|Coo-ee won't YOU come...|
|I met Margaret when we moved to Moss Vale in June 1971 and over the years our friendship grew. We went on holidays together, each lost husbands and moved several times but we kept in touch via emails and phone but it was now several years since we had met up.|
With children and grandchildren scattered over Queensland and NSW it mattered little where Margaret lived. Driving long distances had never seemed to bother her so I wasn't really surprised when she settled in a retirement village in Gilgandra. She has been there three years and I decided it was time for a visit.
As I approached the town I noted a large sign on the side of the road advertising something about Coo-ee. The Coo-ee I knew was the long extinct Cooee Clothing Company. I was still more puzzled when I found Margaret was in the Coo-ee Retirement Village and the word Coo-ee popped up in other places in town.
|I arrived on a Friday afternoon and we spent time catching up with family news. Saturday we had a magical day in the Warrumbungle's a place I had never been. Sunday Margaret told me she spends the morning as a volunteer manning the local information centre.|
It was a large building set back off the road just out of town. The main room contained the usual maps, postcards, souvenirs and a supply of local goods, including some very good honey. Beyond were three galleries.
|The first contained a display of shells, fossils and Aboriginal artefacts; the second housed a collection of local children's art; the third, and largest was devoted to - the Coo-ee March.|
I had a vague recollection of hearing about some march from back-of-beyond Sydney and here it all was. Begun by a local farmer who heeded the 'call from the Dardanelles'. Bill Hitchen was encouraged by the local Reverend Lee and began rounding up his mates - 'all through the western districts you appealed to everyone to crush the foes of righteousness, the keep Australia free'...
|So in October 1915 they set out along Bridge and Miller Streets cheered on by the population who threw red roses along their way. They had 300 miles (497km) to march to Sydney, collecting volunteers along the road. It was an amazing undertaking and apparently inspired other towns (I've no idea how many) to follow suit, thus swelling the number of enlistments in Sydney.|

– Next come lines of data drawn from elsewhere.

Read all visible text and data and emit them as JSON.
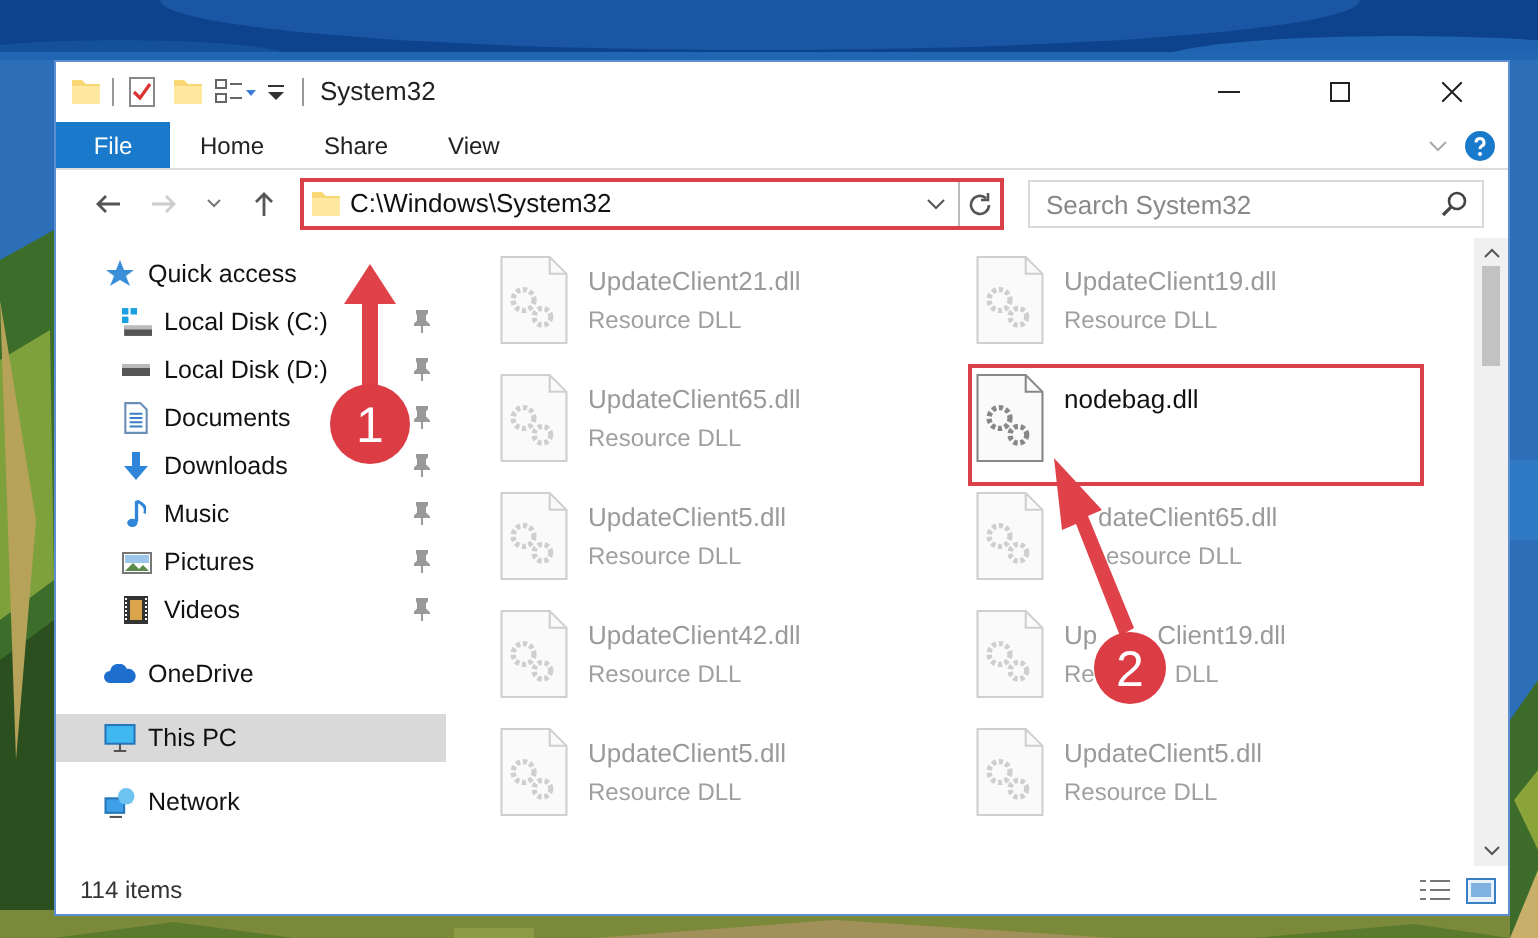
{
  "window": {
    "title": "System32"
  },
  "ribbon_tabs": [
    {
      "label": "File",
      "selected": true
    },
    {
      "label": "Home",
      "selected": false
    },
    {
      "label": "Share",
      "selected": false
    },
    {
      "label": "View",
      "selected": false
    }
  ],
  "address_bar": {
    "path": "C:\\Windows\\System32",
    "highlighted": true
  },
  "search": {
    "placeholder": "Search System32"
  },
  "navigation": [
    {
      "label": "Quick access",
      "selected": false,
      "children": [
        {
          "label": "Local Disk (C:)",
          "pinned": true,
          "selected": false
        },
        {
          "label": "Local Disk (D:)",
          "pinned": true,
          "selected": false
        },
        {
          "label": "Documents",
          "pinned": true,
          "selected": false
        },
        {
          "label": "Downloads",
          "pinned": true,
          "selected": false
        },
        {
          "label": "Music",
          "pinned": true,
          "selected": false
        },
        {
          "label": "Pictures",
          "pinned": true,
          "selected": false
        },
        {
          "label": "Videos",
          "pinned": true,
          "selected": false
        }
      ]
    },
    {
      "label": "OneDrive",
      "selected": false
    },
    {
      "label": "This PC",
      "selected": true
    },
    {
      "label": "Network",
      "selected": false
    }
  ],
  "files": [
    {
      "name": "UpdateClient21.dll",
      "type": "Resource DLL",
      "dimmed": true,
      "highlighted": false
    },
    {
      "name": "UpdateClient19.dll",
      "type": "Resource DLL",
      "dimmed": true,
      "highlighted": false
    },
    {
      "name": "UpdateClient65.dll",
      "type": "Resource DLL",
      "dimmed": true,
      "highlighted": false
    },
    {
      "name": "nodebag.dll",
      "dimmed": false,
      "highlighted": true
    },
    {
      "name": "UpdateClient5.dll",
      "type": "Resource DLL",
      "dimmed": true,
      "highlighted": false
    },
    {
      "name": "dateClient65.dll",
      "type": "esource DLL",
      "dimmed": true,
      "highlighted": false
    },
    {
      "name": "UpdateClient42.dll",
      "type": "Resource DLL",
      "dimmed": true,
      "highlighted": false
    },
    {
      "name": "Up",
      "name_end": "Client19.dll",
      "type": "Re",
      "type_end": "DLL",
      "dimmed": true,
      "highlighted": false
    },
    {
      "name": "UpdateClient5.dll",
      "type": "Resource DLL",
      "dimmed": true,
      "highlighted": false
    },
    {
      "name": "UpdateClient5.dll",
      "type": "Resource DLL",
      "dimmed": true,
      "highlighted": false
    }
  ],
  "status_bar": {
    "item_count": "114 items"
  },
  "callouts": [
    {
      "label": "1"
    },
    {
      "label": "2"
    }
  ]
}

Needless to say there were many who did not return but they are all commemorated in Gilgandra each October and the red rose has become a symbol in the town.